Big "D" went for his first and second sail and I was not surprised when he took the tiller and sailed all the way to the North end of Lake Union with just verbal prompts on a broad reach. He has now learned the verbal commands for tacking and jibing.
The boat hunting really heated up though as we kept busy every weekend trying to search out our next vessel. We even found one that looked just right so we made an offer on a CS 36 over n Liberty Bay. After several trips to Pouslbo the vessel failed the best intentions to buy her. The good thing though is a new vessel popped up on Yachtworld in the Port of Brownsville.
Syringa looks promising.

Thursday, August 11, 2016

Seattle July 2016

July 4th is the Official start of Summer in Seattle, after that every Thursday all summer long are the Free Thursday evening concerts at the SAM Sculpture gardens, complete with food trucks and Great Puget Sound Scenery, and the Tursday night Regatta right out in front in Elliot Bay.

This glass sculpture mimics the Seattle sky year round.

The Pond was very busy July 4th

The 4th of July Wooden boat festival started off sort of low Key this year, but by the 4th it was hoppin!

I just snapped a few photos this year of vessels I have not seen at the event before.

Ginger, my sisters name.

When I first saw this I wondered if it was Stephen Ladd who wrote the book "Three Years on a 12 foot Sailboat, but no, it was another PNW saillor who built his own craft and I am sure he has some stories to tell.

Here is a very creative trimaran, the outriggers are two PVC pipes epoxied together at the ends. He says they work great.

Everyone can build their own.

The new CWB building is taking shape.

We spent another day at the locks.

A few Salmon were running.

The Argosy Tour boat locking through.

He got one.

Locks very busy in the afternoons coming and going!

Lots of flowers blooming around the grounds that surround the locks.

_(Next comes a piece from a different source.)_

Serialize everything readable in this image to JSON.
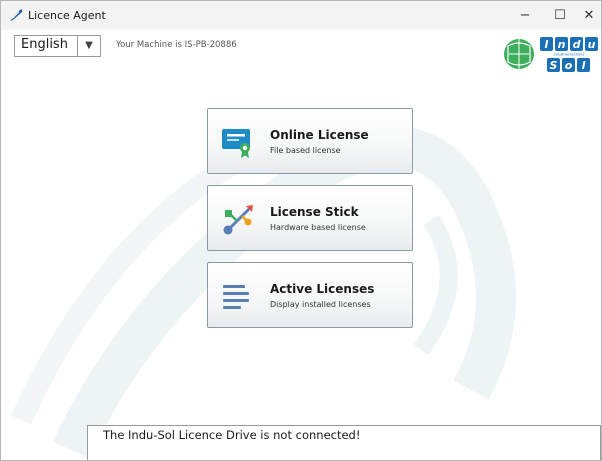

Purple Passion Flower

Wait what is that?

Blooming Artichokes!

And the Band plays.

first time to see the Blimp Goodyear Blimp over Seattle, we've seen a few others...

Roof going on today.

And of course the Extra Low tide in July.

Seattle July 2016

Summer 2016 is elusive, Seattle was fooled in May when there was about a week of summer like weather which means lots of sun and highs into the 80's, Even the official start of summer, July 4th was overcast most of the day and highs in the 60's. One benefit if all these mini lows passing through is great wind on Lake Union for teaching sailing. And, since most do not have air conditioning, the cool nights are much better to sleep by than those days where the temps move toward the high 80's.
Seattle is a great place to be this time of the year as the things to do list grows. Searching for our Puget sound vessel has certainly dominated my behavior but it is not hard to combine fun with the search. We schedule appointments to see a particular vessel early am and then have the afternoon to explore wherever we happen to be shopping for boats whether it is Anacortes, Tacoma, Gig Harbor or elsewhere.
We need to find a boat to see in Olympia, have not been there yet!

I went to visit this 37' Pacific Trawler recently...can't seem to get it out of my mind.